Throughout history, women have overcome enormous obstacles and discrimination to achieve the success, respect and recognition that they deserve. From gaining the right to vote in 1920, to almost 60 percent of women in America participating in the workforce as of 2008, women definitely have a reason to celebrate their triumphs this month. Michiganians have paved paths for women in education, law, social services and more.
One of the most important leaders of women’s education in Michigan, Abigail Rogers has been recognized as one of the most admired women of the 19th century. Rogers and her sister Delia opened a school for women in Lansing in 1855. The Michigan Female College taught classes on both scientific and classical subjects, and by 1867, Rogers had successfully helped to educate more than a thousand women in Michigan. A pioneer of women’s education and schooling, Rogers inspired women to claim the knowledge and success that was
Hortense Canady was the first African American to be elected to the Lansing Board of Education. Canady’s leadership was key during a time when school integration was a controversial issue. She became the first executive director of the Lansing Community College Foundation and also founded Les Meres, a group focused on relationships between mothers and daughters. Canady is known internationally as president of the Delta Sigma Theta National Service Sorority, and in 2000 she was presented with the highest honor in the sorority, the Mary Church Terrell Award.
Alexa Canady, Hortense Canady’s daughter, was the first and youngest African American woman neurosurgeon in the United States. Described as disciplined and soft-spoken, Dr. Canady served as chief of neurosurgery at the Children’s Hospital in Detroit and developed a reputation for her passion for her profession. With her specialty in pediatrics, Dr. Canady has contributed greatly to the fields of neurological illness, injury and trauma in children. She was a participating member of the Michigan Head Surgery Alliance, the American Society of Pediatric Neurosurgery and the Child Abuse and Neglect Division of the Michigan State Medical Society.
In 2000, Debbie Stabenow became the first woman from Michigan to serve in the U.S. Senate (one of only 33 women in history). She’s also the only woman in the U.S. Senate who has been voted into local office, both houses of the State Legislature, and both the U.S. House of Representatives and U.S. Senate. Stabenow currently holds the highest position occupied by any Democratic woman in the Senate.

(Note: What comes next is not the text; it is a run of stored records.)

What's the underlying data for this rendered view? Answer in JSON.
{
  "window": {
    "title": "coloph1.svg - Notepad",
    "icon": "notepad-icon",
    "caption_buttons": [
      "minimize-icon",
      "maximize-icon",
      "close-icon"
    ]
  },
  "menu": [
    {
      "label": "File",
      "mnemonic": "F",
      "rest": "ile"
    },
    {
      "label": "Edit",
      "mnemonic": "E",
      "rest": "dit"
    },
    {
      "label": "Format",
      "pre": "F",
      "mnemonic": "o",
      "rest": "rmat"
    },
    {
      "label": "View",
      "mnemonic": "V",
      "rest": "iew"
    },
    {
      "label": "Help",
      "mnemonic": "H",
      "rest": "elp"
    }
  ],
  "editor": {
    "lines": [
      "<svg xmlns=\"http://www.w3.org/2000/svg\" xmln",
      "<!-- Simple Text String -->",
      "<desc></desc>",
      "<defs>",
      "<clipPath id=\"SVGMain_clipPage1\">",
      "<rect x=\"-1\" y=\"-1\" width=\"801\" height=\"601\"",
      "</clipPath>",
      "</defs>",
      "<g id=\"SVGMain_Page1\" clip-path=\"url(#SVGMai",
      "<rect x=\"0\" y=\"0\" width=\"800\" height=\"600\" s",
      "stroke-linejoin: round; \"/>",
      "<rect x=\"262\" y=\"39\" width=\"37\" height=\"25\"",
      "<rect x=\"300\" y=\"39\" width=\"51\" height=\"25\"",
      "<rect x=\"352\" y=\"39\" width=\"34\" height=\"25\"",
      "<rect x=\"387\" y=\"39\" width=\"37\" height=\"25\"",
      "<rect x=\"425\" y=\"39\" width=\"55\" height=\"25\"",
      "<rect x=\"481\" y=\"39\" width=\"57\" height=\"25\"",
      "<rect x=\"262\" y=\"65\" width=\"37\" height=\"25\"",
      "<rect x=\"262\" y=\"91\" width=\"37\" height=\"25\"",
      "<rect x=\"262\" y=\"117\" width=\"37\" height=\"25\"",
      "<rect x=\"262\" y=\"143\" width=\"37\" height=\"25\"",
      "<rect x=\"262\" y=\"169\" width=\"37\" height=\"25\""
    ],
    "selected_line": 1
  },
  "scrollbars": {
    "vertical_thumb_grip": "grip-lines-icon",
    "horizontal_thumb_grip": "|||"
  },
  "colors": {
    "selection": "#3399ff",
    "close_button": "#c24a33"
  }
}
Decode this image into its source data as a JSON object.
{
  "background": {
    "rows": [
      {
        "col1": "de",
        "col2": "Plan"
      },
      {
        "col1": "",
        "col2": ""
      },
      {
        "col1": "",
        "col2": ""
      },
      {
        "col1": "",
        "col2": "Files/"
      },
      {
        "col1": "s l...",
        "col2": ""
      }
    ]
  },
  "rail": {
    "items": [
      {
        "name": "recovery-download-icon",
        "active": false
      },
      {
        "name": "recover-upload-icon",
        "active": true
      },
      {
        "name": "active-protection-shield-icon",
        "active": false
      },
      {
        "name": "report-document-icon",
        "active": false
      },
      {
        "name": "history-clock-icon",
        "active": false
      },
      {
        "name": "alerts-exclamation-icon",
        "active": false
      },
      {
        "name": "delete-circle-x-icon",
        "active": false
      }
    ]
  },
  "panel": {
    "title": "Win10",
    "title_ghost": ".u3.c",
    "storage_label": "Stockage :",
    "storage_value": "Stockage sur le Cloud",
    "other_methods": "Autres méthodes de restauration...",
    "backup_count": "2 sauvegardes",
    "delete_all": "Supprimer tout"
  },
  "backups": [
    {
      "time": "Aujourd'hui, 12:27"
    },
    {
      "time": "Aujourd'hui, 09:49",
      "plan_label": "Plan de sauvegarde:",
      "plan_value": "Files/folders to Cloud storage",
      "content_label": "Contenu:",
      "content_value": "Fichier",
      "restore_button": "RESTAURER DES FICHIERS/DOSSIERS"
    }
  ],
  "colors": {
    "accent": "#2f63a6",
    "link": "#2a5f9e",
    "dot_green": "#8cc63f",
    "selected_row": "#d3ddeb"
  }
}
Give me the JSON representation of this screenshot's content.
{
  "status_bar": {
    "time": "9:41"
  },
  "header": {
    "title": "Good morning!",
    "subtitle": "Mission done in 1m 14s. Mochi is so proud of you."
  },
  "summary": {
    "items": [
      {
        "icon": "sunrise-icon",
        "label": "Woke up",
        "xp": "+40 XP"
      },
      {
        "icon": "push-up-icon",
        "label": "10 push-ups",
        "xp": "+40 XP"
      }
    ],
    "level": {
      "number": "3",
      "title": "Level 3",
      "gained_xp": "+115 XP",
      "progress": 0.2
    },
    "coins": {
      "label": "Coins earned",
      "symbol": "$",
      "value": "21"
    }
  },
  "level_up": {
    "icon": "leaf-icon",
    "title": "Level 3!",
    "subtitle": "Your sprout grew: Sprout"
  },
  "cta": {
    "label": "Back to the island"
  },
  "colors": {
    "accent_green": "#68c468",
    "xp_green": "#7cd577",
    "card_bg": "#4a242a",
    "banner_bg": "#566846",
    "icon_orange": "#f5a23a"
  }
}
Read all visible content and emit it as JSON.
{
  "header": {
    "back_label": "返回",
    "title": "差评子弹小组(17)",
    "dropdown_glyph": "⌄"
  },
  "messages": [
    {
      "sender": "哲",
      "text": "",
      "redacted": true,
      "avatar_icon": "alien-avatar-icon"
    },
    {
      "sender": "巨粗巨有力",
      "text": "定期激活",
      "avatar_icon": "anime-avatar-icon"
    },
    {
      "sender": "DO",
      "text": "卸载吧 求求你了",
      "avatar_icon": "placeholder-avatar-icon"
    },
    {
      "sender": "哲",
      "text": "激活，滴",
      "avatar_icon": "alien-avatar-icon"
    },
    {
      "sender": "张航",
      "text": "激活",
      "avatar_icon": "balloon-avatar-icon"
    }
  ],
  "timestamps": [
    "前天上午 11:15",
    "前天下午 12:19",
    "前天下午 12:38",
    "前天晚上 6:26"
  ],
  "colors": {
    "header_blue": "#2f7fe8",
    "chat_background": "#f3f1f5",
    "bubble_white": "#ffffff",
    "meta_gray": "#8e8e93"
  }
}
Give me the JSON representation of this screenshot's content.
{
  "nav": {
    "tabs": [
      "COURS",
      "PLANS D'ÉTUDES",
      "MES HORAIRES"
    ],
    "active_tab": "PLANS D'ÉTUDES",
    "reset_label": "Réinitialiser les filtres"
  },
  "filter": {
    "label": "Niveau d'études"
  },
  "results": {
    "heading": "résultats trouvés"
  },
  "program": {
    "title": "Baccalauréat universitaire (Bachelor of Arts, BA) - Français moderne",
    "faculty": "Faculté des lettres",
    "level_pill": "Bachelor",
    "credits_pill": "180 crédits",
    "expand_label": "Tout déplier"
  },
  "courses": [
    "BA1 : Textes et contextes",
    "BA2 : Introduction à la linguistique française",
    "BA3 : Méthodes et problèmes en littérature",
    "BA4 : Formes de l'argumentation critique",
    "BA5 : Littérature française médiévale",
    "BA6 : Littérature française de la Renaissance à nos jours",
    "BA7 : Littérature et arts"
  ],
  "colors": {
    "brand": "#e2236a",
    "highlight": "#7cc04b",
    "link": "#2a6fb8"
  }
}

A leader of education in Lansing, Dr. Eva Evans has held several positions in the Lansing School District, including director of elementary education and deputy superintendent of schools in charge of instruction. Evans developed groundbreaking programs like the Be a Star performing arts program, schools of choice and the 2+2+2 Program, which works with Lansing Community College (LCC) and Michigan State University (MSU) in guiding minority students into MSU’s College of Engineering. To encourage African American students to pursue careers in math and science, Evans worked with several organizations as a part of the national Partnership in Mathematics. Evans is currently the president of the LCC Foundation.
Harvard Law grad Jennifer Granholm is best known for becoming Michigan’s first female governor in 2002. But before she was governor, Granholm was a federal prosecutor in Detroit and Michigan’s first female attorney general. She also created a program to prosecute Internet criminals and founded the Michigan Mentors Program.
Georgia Johnson was the first African American medical staff member and intern at Evanston Hospital in Illinois. Johnson went on to become the second African American woman resident in internal medicine at Detroit Receiving Hospital, the chief resident of internal medicine at Wayne County Hospital and the first African American physician at Ypsilanti State Hospital. She was also the first African American woman on tenure at Michigan State University, where she co-founded a course for women in science. Johnson’s passion for fitness and competition has garnered her many awards, including four gold medals and one silver medal at the 2005 Michigan Senior Olympics.